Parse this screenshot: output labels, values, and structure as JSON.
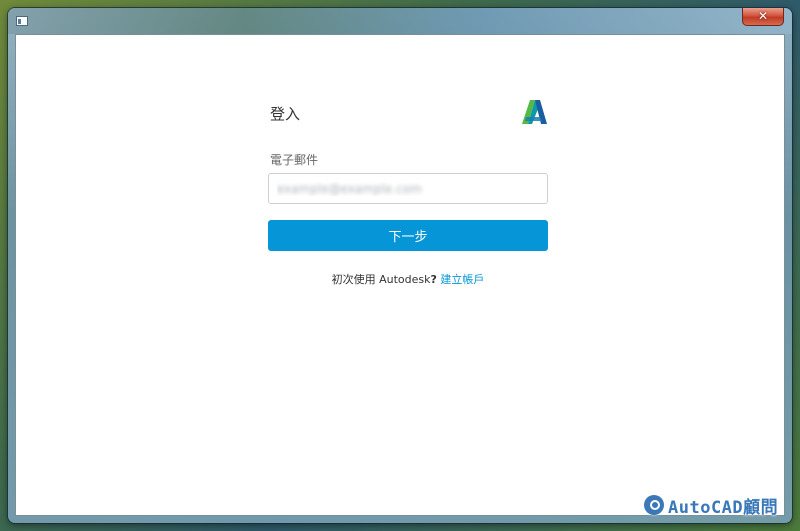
{
  "window": {
    "close_glyph": "✕"
  },
  "login": {
    "title": "登入",
    "logo_name": "autodesk-logo",
    "email_label": "電子郵件",
    "email_value": "example@example.com",
    "next_button_label": "下一步",
    "signup_prefix": "初次使用 Autodesk",
    "signup_question": "?",
    "signup_link": "建立帳戶"
  },
  "watermark": {
    "text": "AutoCAD顧問"
  },
  "colors": {
    "accent": "#0696d7",
    "logo_green": "#56b847",
    "logo_teal": "#0e9aa7",
    "logo_blue": "#1a5ea0"
  }
}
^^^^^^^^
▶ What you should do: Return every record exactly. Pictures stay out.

▶ Solution:
Parse this screenshot: output labels, values, and structure as JSON.
{
  "window": {
    "close_glyph": "✕"
  },
  "login": {
    "title": "登入",
    "logo_name": "autodesk-logo",
    "email_label": "電子郵件",
    "email_value": "example@example.com",
    "next_button_label": "下一步",
    "signup_prefix": "初次使用 Autodesk",
    "signup_question": "?",
    "signup_link": "建立帳戶"
  },
  "watermark": {
    "text": "AutoCAD顧問"
  },
  "colors": {
    "accent": "#0696d7",
    "logo_green": "#56b847",
    "logo_teal": "#0e9aa7",
    "logo_blue": "#1a5ea0"
  }
}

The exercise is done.